A more colorful Pirate movie will be hard to find, with the Technicolour cranked up to 11. An uncredited Fred Sersen delivers some terrific model ship action complete with a miniature bay and harbour that comes under attack. According to IMDB the ship is the same one as used in "That Hamilton Woman", "The Princess and the Pirate" and "CaptainKidd" a title now in the public domain. As can be seen the main ship model is really finely detailed, in particular the miniature sails which display some detailed construction in the close shots.
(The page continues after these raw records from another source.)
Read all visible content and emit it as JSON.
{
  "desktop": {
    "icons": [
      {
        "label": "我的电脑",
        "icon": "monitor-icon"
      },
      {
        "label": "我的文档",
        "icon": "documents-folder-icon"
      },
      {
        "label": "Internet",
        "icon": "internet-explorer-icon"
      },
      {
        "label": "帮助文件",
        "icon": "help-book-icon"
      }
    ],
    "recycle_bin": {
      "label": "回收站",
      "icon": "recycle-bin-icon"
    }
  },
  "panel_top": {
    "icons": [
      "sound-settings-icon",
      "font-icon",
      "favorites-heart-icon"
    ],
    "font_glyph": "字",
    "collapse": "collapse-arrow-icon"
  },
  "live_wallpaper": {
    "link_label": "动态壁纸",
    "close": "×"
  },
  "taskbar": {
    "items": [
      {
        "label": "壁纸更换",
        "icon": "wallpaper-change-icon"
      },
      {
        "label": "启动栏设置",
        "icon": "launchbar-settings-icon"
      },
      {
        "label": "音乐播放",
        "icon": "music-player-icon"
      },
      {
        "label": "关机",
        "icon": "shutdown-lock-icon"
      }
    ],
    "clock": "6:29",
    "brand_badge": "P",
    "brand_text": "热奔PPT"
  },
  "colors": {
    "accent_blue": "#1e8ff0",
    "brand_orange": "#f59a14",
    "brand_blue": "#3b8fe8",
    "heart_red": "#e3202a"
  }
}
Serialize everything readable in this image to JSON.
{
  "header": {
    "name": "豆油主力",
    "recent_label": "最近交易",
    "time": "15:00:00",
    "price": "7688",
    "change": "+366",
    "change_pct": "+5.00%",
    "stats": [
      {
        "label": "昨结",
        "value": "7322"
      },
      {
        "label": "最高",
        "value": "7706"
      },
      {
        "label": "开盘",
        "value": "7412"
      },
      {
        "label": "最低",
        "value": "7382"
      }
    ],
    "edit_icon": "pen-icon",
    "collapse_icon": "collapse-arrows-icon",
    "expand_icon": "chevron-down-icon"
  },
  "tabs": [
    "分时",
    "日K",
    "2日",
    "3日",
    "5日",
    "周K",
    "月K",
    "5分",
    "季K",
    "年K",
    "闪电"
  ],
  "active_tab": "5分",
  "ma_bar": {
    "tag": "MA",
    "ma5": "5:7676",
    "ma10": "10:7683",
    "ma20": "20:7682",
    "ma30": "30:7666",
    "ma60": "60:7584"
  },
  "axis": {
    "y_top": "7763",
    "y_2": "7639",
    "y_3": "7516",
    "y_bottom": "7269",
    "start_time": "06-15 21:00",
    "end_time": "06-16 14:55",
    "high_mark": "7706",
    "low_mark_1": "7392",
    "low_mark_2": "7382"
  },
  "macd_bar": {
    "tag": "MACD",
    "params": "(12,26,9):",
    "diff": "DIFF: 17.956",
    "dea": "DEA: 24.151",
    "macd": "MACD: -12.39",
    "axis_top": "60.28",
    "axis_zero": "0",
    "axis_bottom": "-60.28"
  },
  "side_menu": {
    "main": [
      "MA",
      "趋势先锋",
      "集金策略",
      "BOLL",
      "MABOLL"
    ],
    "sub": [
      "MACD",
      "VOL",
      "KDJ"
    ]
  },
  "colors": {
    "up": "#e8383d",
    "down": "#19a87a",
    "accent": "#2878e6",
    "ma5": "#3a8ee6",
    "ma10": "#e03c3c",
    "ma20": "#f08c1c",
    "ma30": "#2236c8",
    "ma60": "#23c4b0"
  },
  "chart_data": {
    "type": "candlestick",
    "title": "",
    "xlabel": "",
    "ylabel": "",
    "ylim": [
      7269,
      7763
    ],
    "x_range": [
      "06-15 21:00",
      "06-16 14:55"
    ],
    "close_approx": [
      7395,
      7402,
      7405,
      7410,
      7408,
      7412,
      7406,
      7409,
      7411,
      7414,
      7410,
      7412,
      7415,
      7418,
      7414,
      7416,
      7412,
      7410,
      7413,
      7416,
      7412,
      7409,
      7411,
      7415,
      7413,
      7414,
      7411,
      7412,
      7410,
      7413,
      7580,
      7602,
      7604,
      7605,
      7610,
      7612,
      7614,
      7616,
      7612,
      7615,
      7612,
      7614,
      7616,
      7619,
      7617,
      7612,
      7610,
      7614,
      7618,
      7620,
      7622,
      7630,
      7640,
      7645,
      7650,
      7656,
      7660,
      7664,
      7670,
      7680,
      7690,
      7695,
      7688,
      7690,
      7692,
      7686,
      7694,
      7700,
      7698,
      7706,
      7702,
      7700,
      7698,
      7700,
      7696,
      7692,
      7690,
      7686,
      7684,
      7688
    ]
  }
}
There are a few examples of miniature shots being used for Rear projected backgrounds. Colour rear projection was much more difficult to achieve than black and white. The Colour film stock was very "slow" having an asa of 5. It meant the projectors had to put out a huge amount of light. This was solved eventually by having three projectors all projecting the same background in sync at the same time, to achieve the necessary light output without melting the film. The other problem is that re-photographing colour film results in the colours shifting so the background colour no longer matches the foreground. Grain is also increased and this is evident in the "process" shots here where the actors are in the foreground and the miniatures comprise the background. It also means that at least some of the miniature shots have to be photographed before principal photography.
There are also a couple of shots where live action people have been matted into the miniature ship shots. This is a technique Fred Sersen used a few times on various model ship movies, bringing to life the top down shots where otherwise the decks would be conspicuously bare.
|Live action pirates matted into the deck area of the model.|